**Task to carry out**
Every line of the entries that holds the word "text" is to be copied.

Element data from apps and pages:
┌────────

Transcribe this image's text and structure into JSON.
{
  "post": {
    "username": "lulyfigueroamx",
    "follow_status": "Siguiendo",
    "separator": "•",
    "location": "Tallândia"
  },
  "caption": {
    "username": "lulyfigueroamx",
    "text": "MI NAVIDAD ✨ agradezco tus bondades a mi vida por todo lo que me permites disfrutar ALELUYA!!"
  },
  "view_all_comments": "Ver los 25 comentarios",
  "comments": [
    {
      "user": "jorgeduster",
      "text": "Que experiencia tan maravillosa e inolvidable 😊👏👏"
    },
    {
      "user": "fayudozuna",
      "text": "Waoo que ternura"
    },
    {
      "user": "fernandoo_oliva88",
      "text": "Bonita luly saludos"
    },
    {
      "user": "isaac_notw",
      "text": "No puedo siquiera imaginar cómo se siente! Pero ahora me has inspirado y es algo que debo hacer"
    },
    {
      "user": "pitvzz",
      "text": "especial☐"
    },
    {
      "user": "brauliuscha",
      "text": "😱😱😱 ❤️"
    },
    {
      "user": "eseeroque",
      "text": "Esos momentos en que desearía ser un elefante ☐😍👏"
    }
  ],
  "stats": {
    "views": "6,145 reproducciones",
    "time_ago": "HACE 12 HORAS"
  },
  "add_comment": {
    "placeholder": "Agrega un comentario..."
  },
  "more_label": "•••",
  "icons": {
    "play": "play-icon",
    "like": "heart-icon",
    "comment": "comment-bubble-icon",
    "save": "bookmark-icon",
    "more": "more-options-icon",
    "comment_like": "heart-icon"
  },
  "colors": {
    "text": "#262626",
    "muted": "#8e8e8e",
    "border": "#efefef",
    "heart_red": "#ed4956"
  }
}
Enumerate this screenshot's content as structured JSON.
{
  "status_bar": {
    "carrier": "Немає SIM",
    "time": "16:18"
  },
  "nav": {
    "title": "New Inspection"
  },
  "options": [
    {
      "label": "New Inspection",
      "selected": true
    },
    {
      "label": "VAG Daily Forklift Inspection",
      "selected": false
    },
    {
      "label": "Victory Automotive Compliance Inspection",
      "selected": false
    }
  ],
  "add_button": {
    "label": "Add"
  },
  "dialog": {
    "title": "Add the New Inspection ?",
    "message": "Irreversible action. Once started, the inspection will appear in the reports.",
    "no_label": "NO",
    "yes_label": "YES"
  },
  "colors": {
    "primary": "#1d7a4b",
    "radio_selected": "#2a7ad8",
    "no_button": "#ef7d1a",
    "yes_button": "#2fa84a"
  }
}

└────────

**Task response**
Transcribe this image's text and structure into JSON.
    "text": "MI NAVIDAD ✨ agradezco tus bondades a mi vida por todo lo que me permites disfrutar ALELUYA!!"
      "text": "Que experiencia tan maravillosa e inolvidable 😊👏👏"
      "text": "Waoo que ternura"
      "text": "Bonita luly saludos"
      "text": "No puedo siquiera imaginar cómo se siente! Pero ahora me has inspirado y es algo que debo hacer"
      "text": "especial☐"
      "text": "😱😱😱 ❤️"
      "text": "Esos momentos en que desearía ser un elefante ☐😍👏"
    "text": "#262626",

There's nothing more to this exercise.